We know a bailout is when the government bails the banks out by giving them money when they get into trouble. So what is a bail-in? And how can it pose a real and present danger to your hard-earned savings?

U.S. taxpayers provided capital, via their government, to many major U.S. banks during the economic downturn in order to help them meet their debt payments and remain in business, as opposed to being liquidated to creditors. That was the BAIL OUT. According to The Economist, the magazine that coined the term, a BAIL-IN occurs when the borrower’s creditors are forced to bear some of the burden by having a portion of their debt written off. For example, bondholders in Cyprus banks and depositors with more than 100,000 euros in their accounts were forced to write-off a portion of their holdings. (In other words, it was stolen from them by their banks.)

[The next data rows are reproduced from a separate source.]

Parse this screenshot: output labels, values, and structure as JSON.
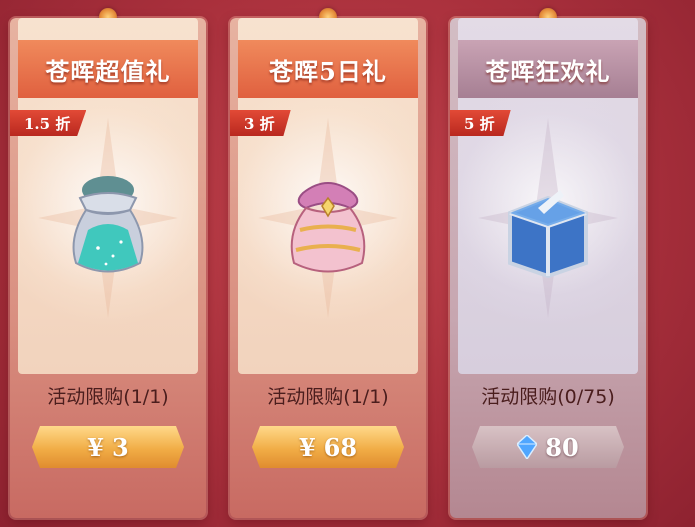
{
  "packs": [
    {
      "title": "苍晖超值礼",
      "discount": "1.5 折",
      "item_icon": "teal-gift-bag-icon",
      "limit": "活动限购(1/1)",
      "currency": "¥",
      "price": "3",
      "theme": "warm"
    },
    {
      "title": "苍晖5日礼",
      "discount": "3 折",
      "item_icon": "pink-gift-bag-icon",
      "limit": "活动限购(1/1)",
      "currency": "¥",
      "price": "68",
      "theme": "warm"
    },
    {
      "title": "苍晖狂欢礼",
      "discount": "5 折",
      "item_icon": "blue-treasure-chest-icon",
      "limit": "活动限购(0/75)",
      "currency_icon": "diamond-icon",
      "price": "80",
      "theme": "cool"
    }
  ],
  "colors": {
    "background": "#a9303c",
    "banner_warm": "#e0603f",
    "banner_cool": "#a67f93",
    "badge": "#b9281f",
    "price_gold": "#f1ad46"
  }
}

Jim Sinclair, chairman and chief executive officer of Tanzania Royalty Exploration Corp., and whose family started Goldman Sachs, Salomon Brothers, Lehman Brothers, and others, has been warning of this for a while: “Bail-ins are coming to North America without any doubt, and will be remembered as the ‘Great Leveling,’ of the ‘great Flushing’. Not only can it happen here, but it will happen here…It stands on legal grounds by legal precedent both in the US, Canada and the UK.”

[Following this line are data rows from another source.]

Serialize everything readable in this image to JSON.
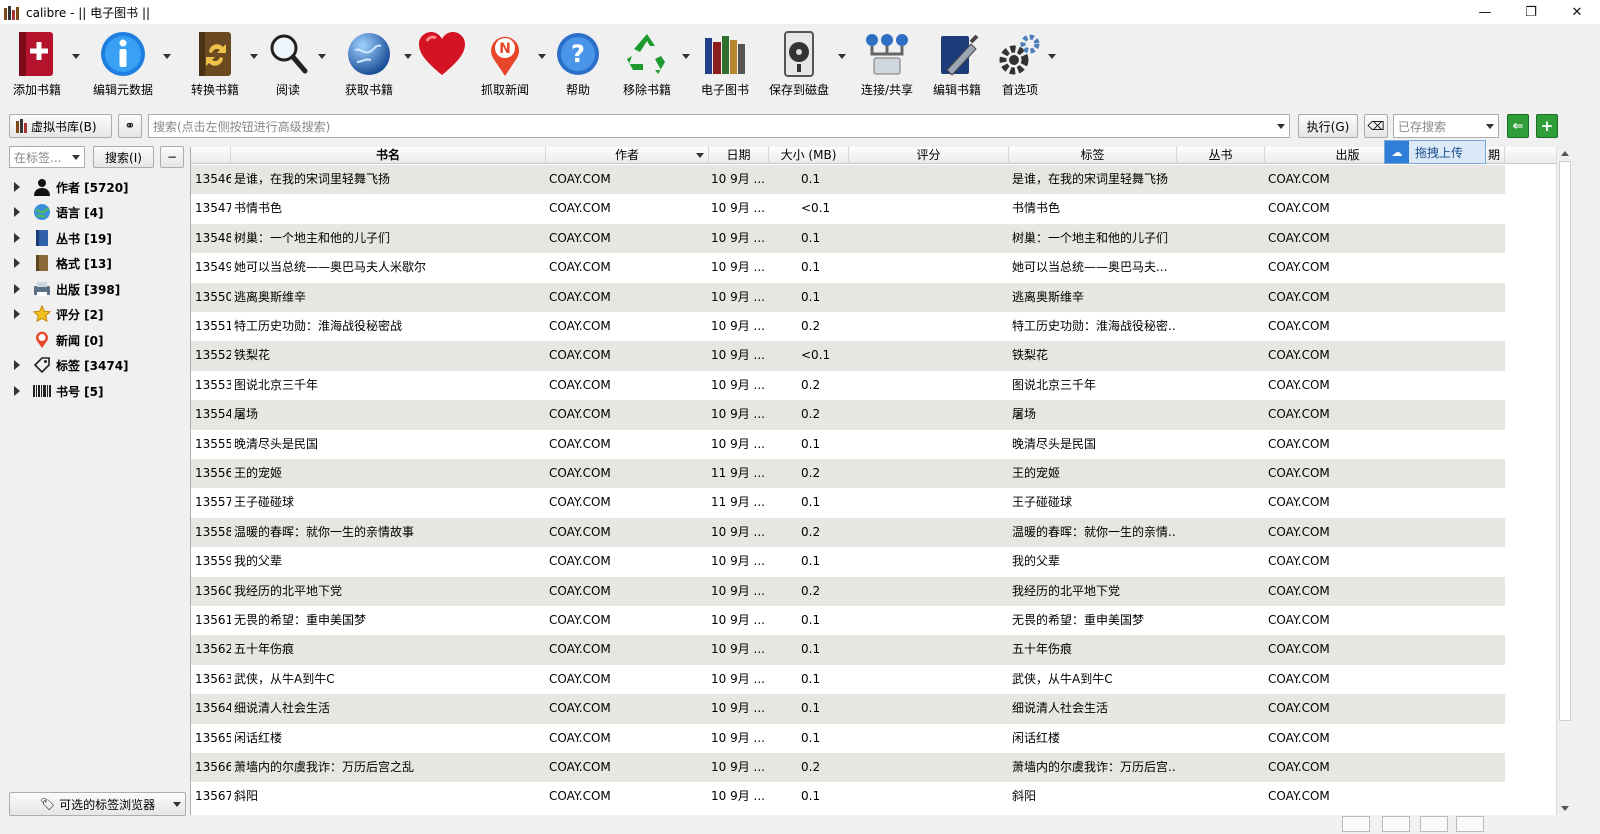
{
  "window": {
    "title": "calibre - || 电子图书 ||",
    "controls": [
      "—",
      "❐",
      "✕"
    ]
  },
  "toolbar": [
    {
      "id": "add",
      "label": "添加书籍",
      "icon": "add-book-icon",
      "has_menu": true
    },
    {
      "id": "edit_meta",
      "label": "编辑元数据",
      "icon": "info-icon",
      "has_menu": true
    },
    {
      "id": "convert",
      "label": "转换书籍",
      "icon": "convert-book-icon",
      "has_menu": true
    },
    {
      "id": "read",
      "label": "阅读",
      "icon": "magnifier-icon",
      "has_menu": true
    },
    {
      "id": "fetch",
      "label": "获取书籍",
      "icon": "globe-icon",
      "has_menu": true
    },
    {
      "id": "heart",
      "label": "",
      "icon": "heart-icon",
      "has_menu": false
    },
    {
      "id": "news",
      "label": "抓取新闻",
      "icon": "news-icon",
      "has_menu": true
    },
    {
      "id": "help",
      "label": "帮助",
      "icon": "help-icon",
      "has_menu": false
    },
    {
      "id": "remove",
      "label": "移除书籍",
      "icon": "recycle-icon",
      "has_menu": true
    },
    {
      "id": "library",
      "label": "电子图书",
      "icon": "library-icon",
      "has_menu": false
    },
    {
      "id": "save",
      "label": "保存到磁盘",
      "icon": "disk-icon",
      "has_menu": true
    },
    {
      "id": "connect",
      "label": "连接/共享",
      "icon": "network-icon",
      "has_menu": false
    },
    {
      "id": "edit_book",
      "label": "编辑书籍",
      "icon": "edit-book-icon",
      "has_menu": false
    },
    {
      "id": "prefs",
      "label": "首选项",
      "icon": "gear-icon",
      "has_menu": true
    }
  ],
  "searchbar": {
    "virtual_library": "虚拟书库(B)",
    "search_placeholder": "搜索(点击左侧按钮进行高级搜索)",
    "execute": "执行(G)",
    "saved_search_placeholder": "已存搜索"
  },
  "tagbrowser": {
    "filter_placeholder": "在标签...",
    "search_button": "搜索(I)",
    "minus_button": "−",
    "items": [
      {
        "label": "作者 [5720]",
        "icon": "person-icon"
      },
      {
        "label": "语言 [4]",
        "icon": "language-icon"
      },
      {
        "label": "丛书 [19]",
        "icon": "series-icon"
      },
      {
        "label": "格式 [13]",
        "icon": "format-icon"
      },
      {
        "label": "出版 [398]",
        "icon": "publisher-icon"
      },
      {
        "label": "评分 [2]",
        "icon": "star-icon"
      },
      {
        "label": "新闻 [0]",
        "icon": "news-icon"
      },
      {
        "label": "标签 [3474]",
        "icon": "tag-icon"
      },
      {
        "label": "书号 [5]",
        "icon": "barcode-icon"
      }
    ],
    "browser_button": "可选的标签浏览器"
  },
  "table": {
    "columns": [
      "书名",
      "作者",
      "日期",
      "大小 (MB)",
      "评分",
      "标签",
      "丛书",
      "出版",
      "期"
    ],
    "rows": [
      {
        "id": "13546",
        "title": "是谁，在我的宋词里轻舞飞扬",
        "author": "COAY.COM",
        "date": "10 9月 ...",
        "size": "0.1",
        "tags": "是谁，在我的宋词里轻舞飞扬",
        "publisher": "COAY.COM"
      },
      {
        "id": "13547",
        "title": "书情书色",
        "author": "COAY.COM",
        "date": "10 9月 ...",
        "size": "<0.1",
        "tags": "书情书色",
        "publisher": "COAY.COM"
      },
      {
        "id": "13548",
        "title": "树巢：一个地主和他的儿子们",
        "author": "COAY.COM",
        "date": "10 9月 ...",
        "size": "0.1",
        "tags": "树巢：一个地主和他的儿子们",
        "publisher": "COAY.COM"
      },
      {
        "id": "13549",
        "title": "她可以当总统——奥巴马夫人米歇尔",
        "author": "COAY.COM",
        "date": "10 9月 ...",
        "size": "0.1",
        "tags": "她可以当总统——奥巴马夫...",
        "publisher": "COAY.COM"
      },
      {
        "id": "13550",
        "title": "逃离奥斯维辛",
        "author": "COAY.COM",
        "date": "10 9月 ...",
        "size": "0.1",
        "tags": "逃离奥斯维辛",
        "publisher": "COAY.COM"
      },
      {
        "id": "13551",
        "title": "特工历史功勋：淮海战役秘密战",
        "author": "COAY.COM",
        "date": "10 9月 ...",
        "size": "0.2",
        "tags": "特工历史功勋：淮海战役秘密...",
        "publisher": "COAY.COM"
      },
      {
        "id": "13552",
        "title": "铁梨花",
        "author": "COAY.COM",
        "date": "10 9月 ...",
        "size": "<0.1",
        "tags": "铁梨花",
        "publisher": "COAY.COM"
      },
      {
        "id": "13553",
        "title": "图说北京三千年",
        "author": "COAY.COM",
        "date": "10 9月 ...",
        "size": "0.2",
        "tags": "图说北京三千年",
        "publisher": "COAY.COM"
      },
      {
        "id": "13554",
        "title": "屠场",
        "author": "COAY.COM",
        "date": "10 9月 ...",
        "size": "0.2",
        "tags": "屠场",
        "publisher": "COAY.COM"
      },
      {
        "id": "13555",
        "title": "晚清尽头是民国",
        "author": "COAY.COM",
        "date": "10 9月 ...",
        "size": "0.1",
        "tags": "晚清尽头是民国",
        "publisher": "COAY.COM"
      },
      {
        "id": "13556",
        "title": "王的宠姬",
        "author": "COAY.COM",
        "date": "11 9月 ...",
        "size": "0.2",
        "tags": "王的宠姬",
        "publisher": "COAY.COM"
      },
      {
        "id": "13557",
        "title": "王子碰碰球",
        "author": "COAY.COM",
        "date": "11 9月 ...",
        "size": "0.1",
        "tags": "王子碰碰球",
        "publisher": "COAY.COM"
      },
      {
        "id": "13558",
        "title": "温暖的春晖：就你一生的亲情故事",
        "author": "COAY.COM",
        "date": "10 9月 ...",
        "size": "0.2",
        "tags": "温暖的春晖：就你一生的亲情...",
        "publisher": "COAY.COM"
      },
      {
        "id": "13559",
        "title": "我的父辈",
        "author": "COAY.COM",
        "date": "10 9月 ...",
        "size": "0.1",
        "tags": "我的父辈",
        "publisher": "COAY.COM"
      },
      {
        "id": "13560",
        "title": "我经历的北平地下党",
        "author": "COAY.COM",
        "date": "10 9月 ...",
        "size": "0.2",
        "tags": "我经历的北平地下党",
        "publisher": "COAY.COM"
      },
      {
        "id": "13561",
        "title": "无畏的希望：重申美国梦",
        "author": "COAY.COM",
        "date": "10 9月 ...",
        "size": "0.1",
        "tags": "无畏的希望：重申美国梦",
        "publisher": "COAY.COM"
      },
      {
        "id": "13562",
        "title": "五十年伤痕",
        "author": "COAY.COM",
        "date": "10 9月 ...",
        "size": "0.1",
        "tags": "五十年伤痕",
        "publisher": "COAY.COM"
      },
      {
        "id": "13563",
        "title": "武侠，从牛A到牛C",
        "author": "COAY.COM",
        "date": "10 9月 ...",
        "size": "0.1",
        "tags": "武侠，从牛A到牛C",
        "publisher": "COAY.COM"
      },
      {
        "id": "13564",
        "title": "细说清人社会生活",
        "author": "COAY.COM",
        "date": "10 9月 ...",
        "size": "0.1",
        "tags": "细说清人社会生活",
        "publisher": "COAY.COM"
      },
      {
        "id": "13565",
        "title": "闲话红楼",
        "author": "COAY.COM",
        "date": "10 9月 ...",
        "size": "0.1",
        "tags": "闲话红楼",
        "publisher": "COAY.COM"
      },
      {
        "id": "13566",
        "title": "萧墙内的尔虞我诈：万历后宫之乱",
        "author": "COAY.COM",
        "date": "10 9月 ...",
        "size": "0.2",
        "tags": "萧墙内的尔虞我诈：万历后宫...",
        "publisher": "COAY.COM"
      },
      {
        "id": "13567",
        "title": "斜阳",
        "author": "COAY.COM",
        "date": "10 9月 ...",
        "size": "0.1",
        "tags": "斜阳",
        "publisher": "COAY.COM"
      }
    ]
  },
  "popup": {
    "label": "拖拽上传"
  },
  "colors": {
    "row_alt": "#e8e6e1",
    "accent_blue": "#2f7fd8"
  }
}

On November 16, leaders of the G20 Group of Nations – the 20 largest economies – made an important decision. The world’s megabanks now have official permission to pledge depositor accounts as collateral to make leveraged derivative bets. And if they lose a bet, the counterparty to the contract has first dibs on your money.

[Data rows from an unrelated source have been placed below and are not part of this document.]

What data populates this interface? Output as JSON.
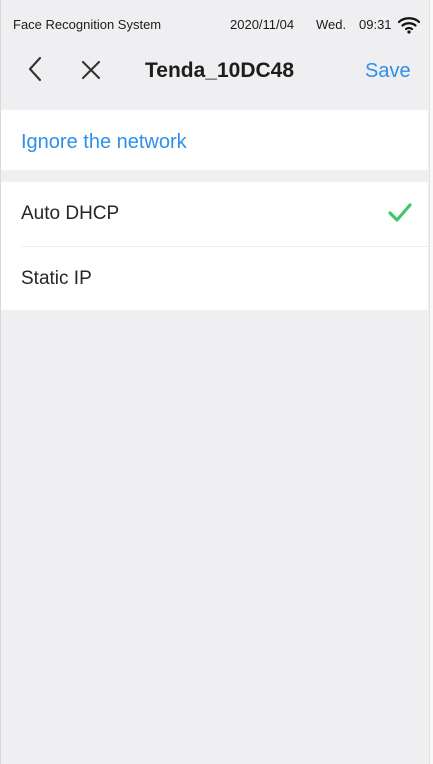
{
  "status_bar": {
    "app_name": "Face Recognition System",
    "date": "2020/11/04",
    "weekday": "Wed.",
    "time": "09:31",
    "wifi_icon": "wifi-icon"
  },
  "nav_bar": {
    "back_icon": "chevron-left-icon",
    "close_icon": "close-icon",
    "title": "Tenda_10DC48",
    "save_label": "Save"
  },
  "actions": {
    "ignore_network_label": "Ignore the network"
  },
  "ip_modes": [
    {
      "label": "Auto DHCP",
      "selected": true
    },
    {
      "label": "Static IP",
      "selected": false
    }
  ],
  "colors": {
    "accent": "#2F8FE9",
    "check": "#42C66B",
    "background": "#EFEFF1",
    "row_background": "#FFFFFF"
  }
}
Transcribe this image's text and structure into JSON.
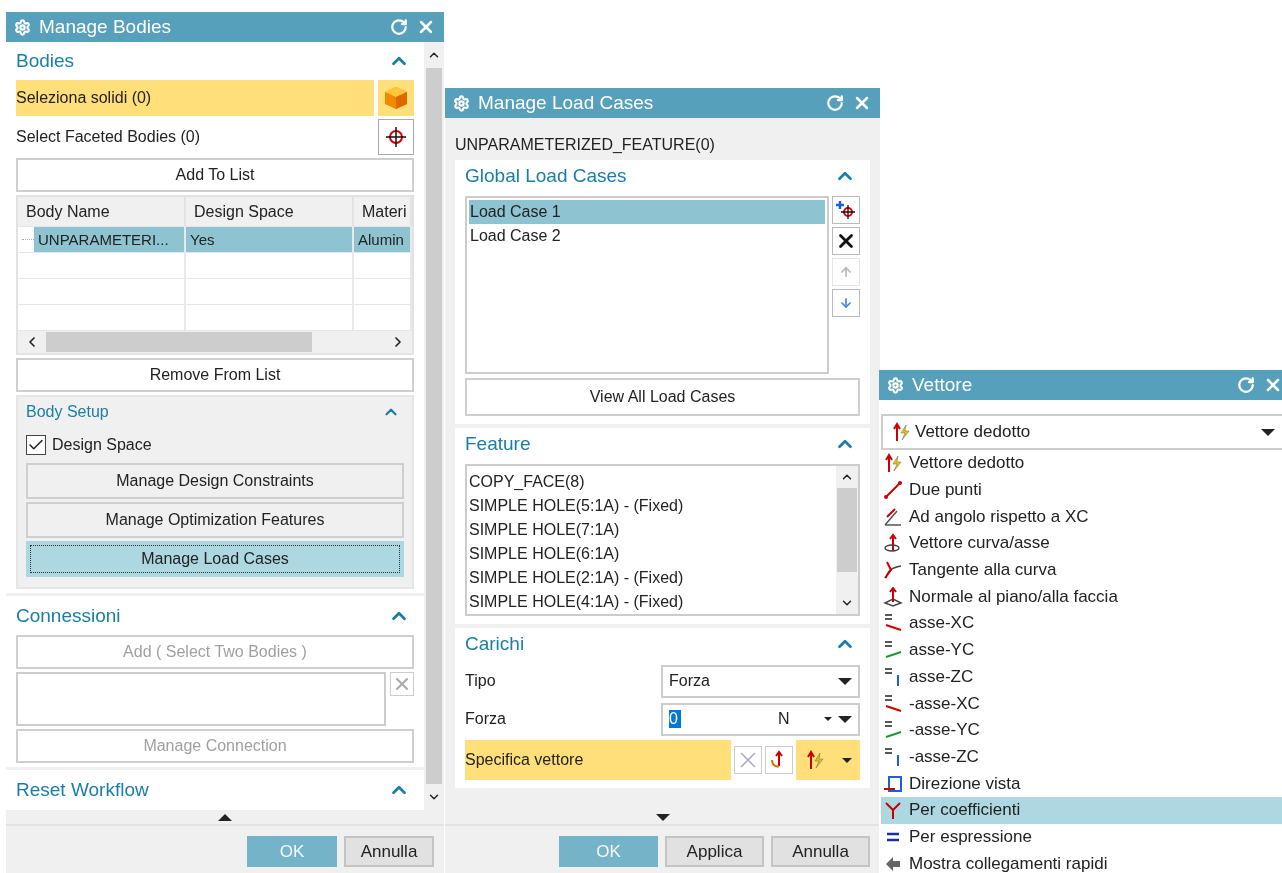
{
  "manage_bodies": {
    "title": "Manage Bodies",
    "bodies": {
      "title": "Bodies",
      "expanded": true,
      "selections": [
        {
          "label": "Seleziona solidi (0)",
          "active": true,
          "kind": "solid"
        },
        {
          "label": "Select Faceted Bodies (0)",
          "active": false,
          "kind": "crosshair"
        }
      ],
      "add_button": "Add To List",
      "table": {
        "columns": [
          "Body Name",
          "Design Space",
          "Materi"
        ],
        "rows": [
          {
            "cells": [
              "UNPARAMETERI...",
              "Yes",
              "Alumin"
            ],
            "selected": true
          }
        ]
      },
      "remove_button": "Remove From List",
      "body_setup": {
        "title": "Body Setup",
        "expanded": true,
        "checkbox": {
          "label": "Design Space",
          "checked": true
        },
        "buttons": [
          {
            "label": "Manage Design Constraints",
            "focused": false
          },
          {
            "label": "Manage Optimization Features",
            "focused": false
          },
          {
            "label": "Manage Load Cases",
            "focused": true
          }
        ]
      }
    },
    "connections": {
      "title": "Connessioni",
      "expanded": true,
      "add_button": {
        "label": "Add  ( Select Two Bodies )",
        "disabled": true
      },
      "manage_button": {
        "label": "Manage Connection",
        "disabled": true
      }
    },
    "reset_workflow": {
      "title": "Reset Workflow",
      "expanded": true
    },
    "buttons": [
      {
        "label": "OK",
        "kind": "primary"
      },
      {
        "label": "Annulla",
        "kind": "normal"
      }
    ]
  },
  "manage_load_cases": {
    "title": "Manage Load Cases",
    "feature_label": "UNPARAMETERIZED_FEATURE(0)",
    "global_load_cases": {
      "title": "Global Load Cases",
      "expanded": true,
      "items": [
        {
          "label": "Load Case 1",
          "selected": true
        },
        {
          "label": "Load Case 2",
          "selected": false
        }
      ],
      "side_buttons": [
        {
          "kind": "add",
          "disabled": false
        },
        {
          "kind": "delete",
          "disabled": false
        },
        {
          "kind": "up",
          "disabled": true
        },
        {
          "kind": "down",
          "disabled": false
        }
      ],
      "view_all_button": "View All Load Cases"
    },
    "feature": {
      "title": "Feature",
      "expanded": true,
      "items": [
        "COPY_FACE(8)",
        "SIMPLE HOLE(5:1A) - (Fixed)",
        "SIMPLE HOLE(7:1A)",
        "SIMPLE HOLE(6:1A)",
        "SIMPLE HOLE(2:1A) - (Fixed)",
        "SIMPLE HOLE(4:1A) - (Fixed)"
      ]
    },
    "carichi": {
      "title": "Carichi",
      "expanded": true,
      "tipo": {
        "label": "Tipo",
        "value": "Forza"
      },
      "forza": {
        "label": "Forza",
        "value": "0",
        "unit": "N"
      },
      "vector": {
        "label": "Specifica vettore",
        "active": true
      }
    },
    "buttons": [
      {
        "label": "OK",
        "kind": "primary"
      },
      {
        "label": "Applica",
        "kind": "normal"
      },
      {
        "label": "Annulla",
        "kind": "normal"
      }
    ]
  },
  "vettore": {
    "title": "Vettore",
    "dropdown": {
      "value": "Vettore dedotto",
      "kind": "inferred"
    },
    "options": [
      {
        "label": "Vettore dedotto",
        "kind": "inferred",
        "selected": false
      },
      {
        "label": "Due punti",
        "kind": "two-points",
        "selected": false
      },
      {
        "label": "Ad angolo rispetto a XC",
        "kind": "angle",
        "selected": false
      },
      {
        "label": "Vettore curva/asse",
        "kind": "curve-axis",
        "selected": false
      },
      {
        "label": "Tangente alla curva",
        "kind": "tangent",
        "selected": false
      },
      {
        "label": "Normale al piano/alla faccia",
        "kind": "normal",
        "selected": false
      },
      {
        "label": "asse-XC",
        "kind": "axis-x",
        "selected": false
      },
      {
        "label": "asse-YC",
        "kind": "axis-y",
        "selected": false
      },
      {
        "label": "asse-ZC",
        "kind": "axis-z",
        "selected": false
      },
      {
        "label": "-asse-XC",
        "kind": "neg-x",
        "selected": false
      },
      {
        "label": "-asse-YC",
        "kind": "neg-y",
        "selected": false
      },
      {
        "label": "-asse-ZC",
        "kind": "neg-z",
        "selected": false
      },
      {
        "label": "Direzione vista",
        "kind": "view",
        "selected": false
      },
      {
        "label": "Per coefficienti",
        "kind": "coefficients",
        "selected": true
      },
      {
        "label": "Per espressione",
        "kind": "expression",
        "selected": false
      },
      {
        "label": "Mostra collegamenti rapidi",
        "kind": "shortcuts",
        "selected": false
      }
    ]
  }
}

In Stockholm Sweden, Vice Chairman of the Federal Reserve and former governor of the Bank of Israel and former chief economist at the World Bank, Stanley Fisher noted: “As part of this approach, the United States is preparing a proposal to require systemically important banks to issue bail-inable long-term debt that will enable insolvent banks to recapitalize themselves in resolution without calling on government funding–this cushion is known as a ‘gone concern’ buffer.”

What to do? You could diversify, by having your savings in different banks and credit unions / savings and loans, but what if hyperinflation hits? You could still lose it! One suggestion is to turn your saved money into REAL money. Paper money is simply a substitute for real money, which is gold.

By moving your money into gold, you know the value of your money will be maintained, and you are surely not dumb enough to leave your gold in a bank. Every paper currency in history has failed, and gold has a 5,000 history of never failing. Keep a cash cushion and enough operating capital / living money available, but instead of buying government bonds and paper stocks, this is another option.

Does Your Spouse Say THIS?

Robin Elliott LeverageAdvantage.com